PROBLEM TO WORK ON:
Match on the string "JSON" in the entries below and return every matching line.

DATA TO PROCESS:
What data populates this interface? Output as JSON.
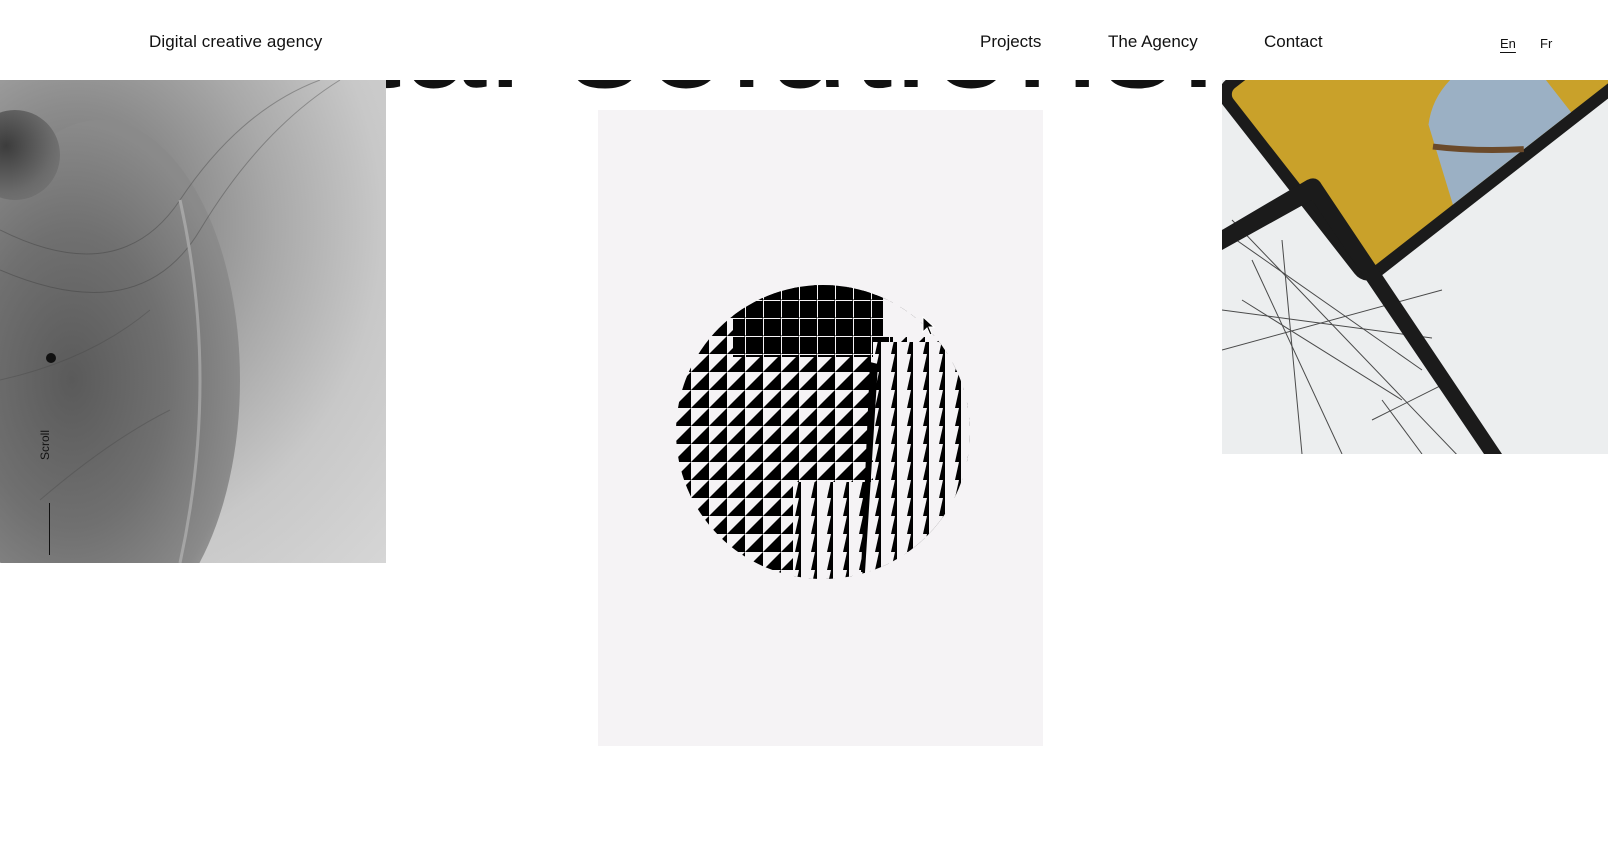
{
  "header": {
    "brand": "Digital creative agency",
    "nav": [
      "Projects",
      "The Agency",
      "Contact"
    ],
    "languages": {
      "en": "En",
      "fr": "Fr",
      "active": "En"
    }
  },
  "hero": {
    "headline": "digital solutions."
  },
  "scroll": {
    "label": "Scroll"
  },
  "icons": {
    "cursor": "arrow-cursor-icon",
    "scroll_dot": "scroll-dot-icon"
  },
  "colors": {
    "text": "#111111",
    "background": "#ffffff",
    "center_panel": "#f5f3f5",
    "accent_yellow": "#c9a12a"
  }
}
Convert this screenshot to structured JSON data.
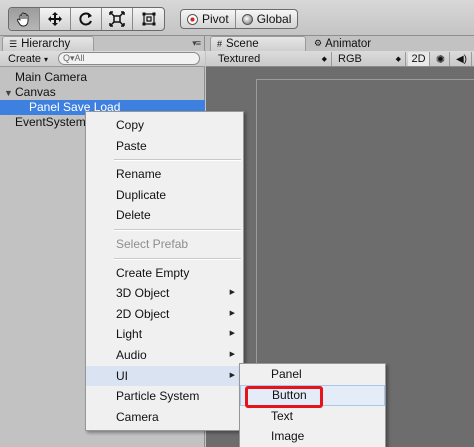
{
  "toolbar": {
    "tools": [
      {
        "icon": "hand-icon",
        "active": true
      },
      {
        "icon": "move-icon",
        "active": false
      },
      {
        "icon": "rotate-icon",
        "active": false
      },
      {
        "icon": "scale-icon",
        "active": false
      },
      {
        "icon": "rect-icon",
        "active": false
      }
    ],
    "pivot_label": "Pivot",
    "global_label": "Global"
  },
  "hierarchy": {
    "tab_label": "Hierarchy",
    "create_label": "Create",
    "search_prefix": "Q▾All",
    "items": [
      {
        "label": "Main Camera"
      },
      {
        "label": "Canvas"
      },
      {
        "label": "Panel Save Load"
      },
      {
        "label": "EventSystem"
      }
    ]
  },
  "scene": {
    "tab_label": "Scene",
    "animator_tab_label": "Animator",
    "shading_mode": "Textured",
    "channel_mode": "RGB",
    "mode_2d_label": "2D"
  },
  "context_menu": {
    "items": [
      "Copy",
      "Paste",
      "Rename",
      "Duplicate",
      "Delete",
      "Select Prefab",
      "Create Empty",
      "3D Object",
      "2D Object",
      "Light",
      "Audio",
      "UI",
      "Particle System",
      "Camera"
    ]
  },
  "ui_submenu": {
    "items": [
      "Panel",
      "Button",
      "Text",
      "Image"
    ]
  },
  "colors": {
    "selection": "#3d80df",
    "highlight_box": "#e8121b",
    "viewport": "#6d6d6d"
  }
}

TASK RESULT:
What data populates this interface? Output as JSON.
Convert this screenshot to structured JSON data.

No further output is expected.